Publicis Groupe said in a statement that it "regrets that a long-lasting relationship with GM has ended" and that it is "proud of the insight and high level of professionalism that Starcom has brought to its work on GM's image over the years, and of the support that we've given to GM through many ups and downs." It said the Starcom partnership represents less than 0.5% of Publicis Groupe revenue on a full-year basis and that the relationship would end in June.
For IPG's UM, the change represents the loss of a sizable budget and growth opportunity in the Latin American auto market. A story in the Los Angeles Times reported that "in Brazil, the region's top market, more than 3.5 million cars and light trucks were sold last year -- up 86% from 2006. Its economy is growing fast and wages are rising." However, the holding company could retain the buying in Brazil, where media is supported by the creative shops as a government mandate.
Omnicom doesn't stand to lose anything in media, as the holding company's relationship with GM is on the creative side, with Goodby Silverstein & Partners, which handles North American creative duties for Chevrolet. The media group likely remained a contender because of the creative, and a personal relationship that could have formed during Mr. Ewanick's stint at Nissan and Porsche -- both currently global media clients at Omnicom. According to the Ad Age DataCenter , Omnicom shops had worked with GM's former Chrysler units since 1926, when Dodge Brothers Corp. hired the Ross Roy agency (acquired by Omnicom in 1995 and folded into BBDO in 2001).
GM went bankrupt in June 2009, after spiraling losses and drastic drops in market share, and despite a multibillion-dollar federal bailout. It cut tens of thousands of jobs and slashed wages and benefits, but a "new GM" rose from the ashes.
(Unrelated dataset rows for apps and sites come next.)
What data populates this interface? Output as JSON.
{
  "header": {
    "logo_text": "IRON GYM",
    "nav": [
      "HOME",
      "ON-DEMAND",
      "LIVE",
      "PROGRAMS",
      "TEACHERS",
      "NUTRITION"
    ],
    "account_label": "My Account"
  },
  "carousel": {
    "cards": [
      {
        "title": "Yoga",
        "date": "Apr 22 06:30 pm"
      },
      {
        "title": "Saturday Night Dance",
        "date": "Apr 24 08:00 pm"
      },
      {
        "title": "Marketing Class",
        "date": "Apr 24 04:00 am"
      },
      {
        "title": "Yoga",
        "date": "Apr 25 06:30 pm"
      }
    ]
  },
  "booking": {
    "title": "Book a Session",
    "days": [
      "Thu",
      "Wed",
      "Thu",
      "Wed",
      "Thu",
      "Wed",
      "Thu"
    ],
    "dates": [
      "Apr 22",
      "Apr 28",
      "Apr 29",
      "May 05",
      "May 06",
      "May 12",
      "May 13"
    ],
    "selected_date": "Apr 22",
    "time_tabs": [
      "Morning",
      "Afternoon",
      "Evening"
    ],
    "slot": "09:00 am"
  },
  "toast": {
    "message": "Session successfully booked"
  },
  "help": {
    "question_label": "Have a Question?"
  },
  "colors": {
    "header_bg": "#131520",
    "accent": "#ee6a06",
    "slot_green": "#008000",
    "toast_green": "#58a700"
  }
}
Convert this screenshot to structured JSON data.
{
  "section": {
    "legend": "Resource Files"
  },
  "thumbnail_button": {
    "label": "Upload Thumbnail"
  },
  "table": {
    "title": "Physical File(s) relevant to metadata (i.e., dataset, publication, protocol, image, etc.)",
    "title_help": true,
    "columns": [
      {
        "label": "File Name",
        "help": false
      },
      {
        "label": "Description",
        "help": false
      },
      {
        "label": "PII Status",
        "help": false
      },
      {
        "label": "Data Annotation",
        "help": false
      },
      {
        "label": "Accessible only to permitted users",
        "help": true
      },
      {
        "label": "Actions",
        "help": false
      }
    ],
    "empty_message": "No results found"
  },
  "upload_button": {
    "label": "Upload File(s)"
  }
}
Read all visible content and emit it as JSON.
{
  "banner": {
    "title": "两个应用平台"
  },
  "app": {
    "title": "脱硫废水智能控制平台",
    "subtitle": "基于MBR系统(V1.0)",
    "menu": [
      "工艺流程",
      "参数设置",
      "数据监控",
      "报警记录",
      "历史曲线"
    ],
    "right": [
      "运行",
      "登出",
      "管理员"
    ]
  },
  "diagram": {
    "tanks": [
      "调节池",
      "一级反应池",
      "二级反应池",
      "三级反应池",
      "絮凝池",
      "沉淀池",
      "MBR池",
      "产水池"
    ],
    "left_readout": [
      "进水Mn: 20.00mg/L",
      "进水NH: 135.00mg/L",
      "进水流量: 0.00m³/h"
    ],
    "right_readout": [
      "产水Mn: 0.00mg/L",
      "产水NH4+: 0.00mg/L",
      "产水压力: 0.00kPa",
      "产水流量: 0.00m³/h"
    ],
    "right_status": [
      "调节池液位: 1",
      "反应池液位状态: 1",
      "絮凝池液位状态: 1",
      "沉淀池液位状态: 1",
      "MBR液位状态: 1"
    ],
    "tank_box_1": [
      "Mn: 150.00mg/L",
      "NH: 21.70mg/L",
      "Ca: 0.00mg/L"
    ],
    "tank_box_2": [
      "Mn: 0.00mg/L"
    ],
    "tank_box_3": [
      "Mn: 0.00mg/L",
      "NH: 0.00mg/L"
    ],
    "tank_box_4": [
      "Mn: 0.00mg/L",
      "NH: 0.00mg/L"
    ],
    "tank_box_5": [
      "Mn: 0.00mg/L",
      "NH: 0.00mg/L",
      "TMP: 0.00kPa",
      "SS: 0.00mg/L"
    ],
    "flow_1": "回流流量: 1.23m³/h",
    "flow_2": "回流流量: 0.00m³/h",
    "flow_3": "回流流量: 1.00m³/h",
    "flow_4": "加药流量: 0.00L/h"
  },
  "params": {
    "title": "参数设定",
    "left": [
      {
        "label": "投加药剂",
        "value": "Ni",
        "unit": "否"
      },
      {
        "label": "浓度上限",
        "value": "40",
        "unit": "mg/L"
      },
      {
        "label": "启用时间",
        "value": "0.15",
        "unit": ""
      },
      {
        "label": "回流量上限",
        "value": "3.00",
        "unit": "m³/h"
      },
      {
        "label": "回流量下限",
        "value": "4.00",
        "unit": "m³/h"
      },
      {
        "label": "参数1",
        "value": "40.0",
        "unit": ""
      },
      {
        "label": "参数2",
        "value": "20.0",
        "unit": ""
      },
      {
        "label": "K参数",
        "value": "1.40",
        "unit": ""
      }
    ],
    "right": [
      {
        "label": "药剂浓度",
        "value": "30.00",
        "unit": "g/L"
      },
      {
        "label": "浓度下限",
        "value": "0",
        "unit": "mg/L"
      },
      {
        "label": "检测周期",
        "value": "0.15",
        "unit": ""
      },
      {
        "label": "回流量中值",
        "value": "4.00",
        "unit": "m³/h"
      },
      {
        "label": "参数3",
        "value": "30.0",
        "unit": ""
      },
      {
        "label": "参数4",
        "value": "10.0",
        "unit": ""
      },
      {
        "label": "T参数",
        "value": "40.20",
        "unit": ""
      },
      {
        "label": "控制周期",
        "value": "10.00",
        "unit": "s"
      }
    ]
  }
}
The company made $4.7 billion in 2010 after losing $4.4 billion in 2009.
GM's forward thinking since pulling out of bankruptcy -- a new CEO in Dan Akerson and Mr. Ewanick's appointment as CMO -- has registered a hit in the subcompact Chevrolet Cruze. It has been the No. 1-selling compact in the U.S. for months, thanks in part to inventory and supply problems facing its usual Japanese competitors, Toyota and Honda.
Mr. Ewanick has consistently emphasized product-differential marketing -- what he calls "swim lanes" -- to define brand identity. "We have to be very strict about it," he said in an interview with Automotive News. "If not, we run this risk of going back to where we were in 1983. You could easily see how you go back to badge engineering if you're not careful."
Contributing: Stephen Williams